WATCH: U.S. Postal Service warns multiple states that some votes may be delivered too late to be counted@MNSteveSimon: "I view it as saber-rattling, totally unnecessary and totally inappropriate in a democracy in the year 2020." pic.twitter.com/ME8Kr6pbtm— Meet the Press (@MeetThePress) August 14, 2020
He then eluded to possible political interference with the Postal Service.
“People who want to slow down the Postal Service won’t succeed in slowing down democracy,” he said. “Whoever it is that may be trying to slow down the Postal Service, they are not going to slow down democracy, period.”

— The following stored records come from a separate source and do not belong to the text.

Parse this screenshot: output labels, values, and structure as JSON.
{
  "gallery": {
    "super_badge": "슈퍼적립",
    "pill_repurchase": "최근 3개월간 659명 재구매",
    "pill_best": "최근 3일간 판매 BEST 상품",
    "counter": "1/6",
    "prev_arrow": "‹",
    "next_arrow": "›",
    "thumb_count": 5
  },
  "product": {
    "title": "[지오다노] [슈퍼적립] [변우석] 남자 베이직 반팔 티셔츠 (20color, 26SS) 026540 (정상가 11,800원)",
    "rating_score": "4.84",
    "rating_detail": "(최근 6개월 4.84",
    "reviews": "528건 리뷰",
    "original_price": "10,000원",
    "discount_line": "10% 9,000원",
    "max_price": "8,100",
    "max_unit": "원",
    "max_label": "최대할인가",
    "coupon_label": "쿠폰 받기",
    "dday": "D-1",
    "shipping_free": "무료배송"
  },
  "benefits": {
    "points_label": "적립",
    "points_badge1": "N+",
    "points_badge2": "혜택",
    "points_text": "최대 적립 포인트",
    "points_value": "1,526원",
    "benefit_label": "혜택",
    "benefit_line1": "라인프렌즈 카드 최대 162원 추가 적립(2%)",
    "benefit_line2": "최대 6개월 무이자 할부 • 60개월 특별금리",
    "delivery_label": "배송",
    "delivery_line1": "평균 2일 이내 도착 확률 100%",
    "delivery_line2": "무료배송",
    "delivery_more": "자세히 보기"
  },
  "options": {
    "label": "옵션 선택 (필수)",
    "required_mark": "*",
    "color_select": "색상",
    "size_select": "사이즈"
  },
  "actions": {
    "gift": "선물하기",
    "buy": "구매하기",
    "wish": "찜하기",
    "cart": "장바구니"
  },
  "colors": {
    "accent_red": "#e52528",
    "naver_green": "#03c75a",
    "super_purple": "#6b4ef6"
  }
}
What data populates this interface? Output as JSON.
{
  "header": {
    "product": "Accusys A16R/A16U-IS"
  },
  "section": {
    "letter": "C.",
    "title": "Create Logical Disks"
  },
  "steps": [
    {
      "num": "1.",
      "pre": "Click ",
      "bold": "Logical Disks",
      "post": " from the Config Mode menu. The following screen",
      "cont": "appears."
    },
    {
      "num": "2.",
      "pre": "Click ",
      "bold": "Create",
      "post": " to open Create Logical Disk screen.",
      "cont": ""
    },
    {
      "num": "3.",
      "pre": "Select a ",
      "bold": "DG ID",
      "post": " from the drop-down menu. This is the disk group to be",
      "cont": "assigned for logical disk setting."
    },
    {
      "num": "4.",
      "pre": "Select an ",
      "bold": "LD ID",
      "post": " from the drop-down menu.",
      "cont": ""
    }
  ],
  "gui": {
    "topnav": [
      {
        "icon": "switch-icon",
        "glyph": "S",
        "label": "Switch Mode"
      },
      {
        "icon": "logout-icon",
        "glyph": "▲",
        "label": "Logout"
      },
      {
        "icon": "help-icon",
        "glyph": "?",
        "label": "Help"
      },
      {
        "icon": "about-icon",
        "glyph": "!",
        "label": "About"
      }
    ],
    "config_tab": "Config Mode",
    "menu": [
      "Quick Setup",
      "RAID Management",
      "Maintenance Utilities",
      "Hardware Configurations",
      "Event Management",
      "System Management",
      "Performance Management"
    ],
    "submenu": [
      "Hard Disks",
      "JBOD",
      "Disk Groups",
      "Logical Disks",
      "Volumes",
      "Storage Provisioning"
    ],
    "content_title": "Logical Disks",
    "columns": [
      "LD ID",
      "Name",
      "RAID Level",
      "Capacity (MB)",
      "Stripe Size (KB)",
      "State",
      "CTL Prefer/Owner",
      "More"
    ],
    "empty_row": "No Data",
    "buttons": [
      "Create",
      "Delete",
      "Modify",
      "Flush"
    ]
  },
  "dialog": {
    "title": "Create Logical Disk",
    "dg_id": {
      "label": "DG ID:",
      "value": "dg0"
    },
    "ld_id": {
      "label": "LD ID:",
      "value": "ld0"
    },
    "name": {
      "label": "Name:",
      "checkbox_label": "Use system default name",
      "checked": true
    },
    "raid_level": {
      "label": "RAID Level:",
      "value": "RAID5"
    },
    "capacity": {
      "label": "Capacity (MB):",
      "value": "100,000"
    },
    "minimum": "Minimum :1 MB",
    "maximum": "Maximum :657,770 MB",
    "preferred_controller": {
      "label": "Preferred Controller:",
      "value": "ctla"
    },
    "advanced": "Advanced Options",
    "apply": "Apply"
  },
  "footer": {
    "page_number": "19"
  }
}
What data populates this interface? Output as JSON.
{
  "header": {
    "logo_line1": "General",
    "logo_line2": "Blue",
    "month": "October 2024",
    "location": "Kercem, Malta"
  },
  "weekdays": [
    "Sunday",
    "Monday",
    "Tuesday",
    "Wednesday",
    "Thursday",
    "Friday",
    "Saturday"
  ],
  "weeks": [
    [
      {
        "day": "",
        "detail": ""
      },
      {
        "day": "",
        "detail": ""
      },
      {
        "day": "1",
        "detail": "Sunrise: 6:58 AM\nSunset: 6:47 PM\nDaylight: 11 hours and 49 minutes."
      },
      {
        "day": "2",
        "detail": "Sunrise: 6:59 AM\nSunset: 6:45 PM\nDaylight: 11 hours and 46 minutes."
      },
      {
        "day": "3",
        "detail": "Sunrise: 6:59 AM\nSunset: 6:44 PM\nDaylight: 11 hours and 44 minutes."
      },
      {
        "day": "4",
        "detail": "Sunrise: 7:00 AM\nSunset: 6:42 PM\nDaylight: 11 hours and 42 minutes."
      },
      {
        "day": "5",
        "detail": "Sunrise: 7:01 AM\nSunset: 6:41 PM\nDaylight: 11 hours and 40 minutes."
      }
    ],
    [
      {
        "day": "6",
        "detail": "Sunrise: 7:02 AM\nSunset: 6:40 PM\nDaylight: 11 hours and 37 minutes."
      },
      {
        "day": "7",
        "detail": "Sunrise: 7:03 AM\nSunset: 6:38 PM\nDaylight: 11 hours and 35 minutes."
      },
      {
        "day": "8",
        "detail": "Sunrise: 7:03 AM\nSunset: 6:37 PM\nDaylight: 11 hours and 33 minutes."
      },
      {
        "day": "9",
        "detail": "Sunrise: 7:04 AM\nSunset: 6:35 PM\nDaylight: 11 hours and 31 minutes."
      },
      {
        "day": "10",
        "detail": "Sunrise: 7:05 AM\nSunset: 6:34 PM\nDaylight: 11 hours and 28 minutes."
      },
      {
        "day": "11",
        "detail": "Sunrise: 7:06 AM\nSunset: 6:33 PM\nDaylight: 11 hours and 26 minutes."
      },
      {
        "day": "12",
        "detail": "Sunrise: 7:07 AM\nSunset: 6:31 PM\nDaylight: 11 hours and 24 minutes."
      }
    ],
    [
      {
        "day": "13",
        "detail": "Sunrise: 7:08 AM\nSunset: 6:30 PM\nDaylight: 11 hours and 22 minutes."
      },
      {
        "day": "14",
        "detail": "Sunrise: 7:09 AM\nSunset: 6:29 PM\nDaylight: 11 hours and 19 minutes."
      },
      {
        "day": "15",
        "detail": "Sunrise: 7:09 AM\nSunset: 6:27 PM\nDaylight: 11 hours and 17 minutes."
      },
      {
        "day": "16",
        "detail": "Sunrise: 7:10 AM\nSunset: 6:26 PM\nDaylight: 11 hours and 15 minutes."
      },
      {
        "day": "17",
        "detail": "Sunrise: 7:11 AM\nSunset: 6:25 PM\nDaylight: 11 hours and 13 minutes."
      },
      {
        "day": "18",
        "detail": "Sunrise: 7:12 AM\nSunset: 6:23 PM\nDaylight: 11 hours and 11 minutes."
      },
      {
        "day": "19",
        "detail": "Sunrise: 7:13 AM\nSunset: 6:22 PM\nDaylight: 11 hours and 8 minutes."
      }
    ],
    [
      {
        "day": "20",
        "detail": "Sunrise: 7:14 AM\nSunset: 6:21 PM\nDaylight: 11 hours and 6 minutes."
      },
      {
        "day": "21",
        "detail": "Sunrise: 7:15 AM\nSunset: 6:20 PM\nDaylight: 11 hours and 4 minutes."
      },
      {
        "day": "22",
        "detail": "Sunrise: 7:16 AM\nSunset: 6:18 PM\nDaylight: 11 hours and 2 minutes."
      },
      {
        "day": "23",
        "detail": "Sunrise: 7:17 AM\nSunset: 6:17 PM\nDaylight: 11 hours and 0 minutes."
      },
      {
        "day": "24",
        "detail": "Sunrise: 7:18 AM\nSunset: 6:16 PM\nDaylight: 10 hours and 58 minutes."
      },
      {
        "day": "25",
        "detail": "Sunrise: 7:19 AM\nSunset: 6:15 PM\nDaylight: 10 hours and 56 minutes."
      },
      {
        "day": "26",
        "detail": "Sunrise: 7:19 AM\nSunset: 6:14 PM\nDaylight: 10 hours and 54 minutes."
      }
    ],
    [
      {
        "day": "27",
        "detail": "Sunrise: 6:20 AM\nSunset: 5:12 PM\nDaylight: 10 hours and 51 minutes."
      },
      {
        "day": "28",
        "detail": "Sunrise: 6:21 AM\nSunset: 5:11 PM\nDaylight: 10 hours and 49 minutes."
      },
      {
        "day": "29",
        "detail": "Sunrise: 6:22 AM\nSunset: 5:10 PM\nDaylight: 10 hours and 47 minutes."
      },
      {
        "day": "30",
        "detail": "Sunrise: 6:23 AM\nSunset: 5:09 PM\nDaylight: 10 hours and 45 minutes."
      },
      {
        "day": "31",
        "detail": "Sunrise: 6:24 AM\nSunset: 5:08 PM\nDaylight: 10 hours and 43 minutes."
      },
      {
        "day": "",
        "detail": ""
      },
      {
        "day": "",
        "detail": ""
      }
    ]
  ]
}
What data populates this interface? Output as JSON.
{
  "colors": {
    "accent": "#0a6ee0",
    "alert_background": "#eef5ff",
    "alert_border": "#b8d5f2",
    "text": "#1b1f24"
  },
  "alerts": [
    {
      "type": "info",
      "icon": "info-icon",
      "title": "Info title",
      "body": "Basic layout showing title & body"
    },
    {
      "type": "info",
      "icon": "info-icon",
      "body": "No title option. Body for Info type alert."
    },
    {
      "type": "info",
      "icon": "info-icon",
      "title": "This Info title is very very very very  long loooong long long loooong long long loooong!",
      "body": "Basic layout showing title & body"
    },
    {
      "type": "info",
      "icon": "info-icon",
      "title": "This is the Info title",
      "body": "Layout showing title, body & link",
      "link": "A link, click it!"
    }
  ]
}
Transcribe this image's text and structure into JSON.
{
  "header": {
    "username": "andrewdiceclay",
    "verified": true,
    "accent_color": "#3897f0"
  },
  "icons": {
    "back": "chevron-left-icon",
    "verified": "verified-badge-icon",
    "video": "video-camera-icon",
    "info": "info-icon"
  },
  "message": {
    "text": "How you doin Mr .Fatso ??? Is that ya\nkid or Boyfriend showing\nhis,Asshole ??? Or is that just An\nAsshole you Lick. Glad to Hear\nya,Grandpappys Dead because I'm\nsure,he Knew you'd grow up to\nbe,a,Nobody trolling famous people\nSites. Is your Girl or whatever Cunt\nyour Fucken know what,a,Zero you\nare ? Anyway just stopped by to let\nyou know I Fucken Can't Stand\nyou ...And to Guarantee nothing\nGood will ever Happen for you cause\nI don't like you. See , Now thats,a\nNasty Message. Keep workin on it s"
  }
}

A total of 46 states have reportedly received similar letters, which warned that widespread mail-in voting “creates a risk that ballots requested near the deadline under state law will not be returned by mail in time to be counted under your laws as we understand them.”
The letters were discovered the same day former President Barack Obama accused President Donald Trump of working against mail-in voting and trying to “actively kneecap the Postal Service.” Obama delivered those remarks on a podcast with his former campaign manager, David Plouffe.
Trump said this week that he opposes efforts to increase funding for USPS because the money will be used for mail-in ballots.
“They want $25 billion – billion – for the Post Office. Now they need that money in order to make the Post Office work so it can take all of these millions and millions of ballots,” he said during a Thursday press conference.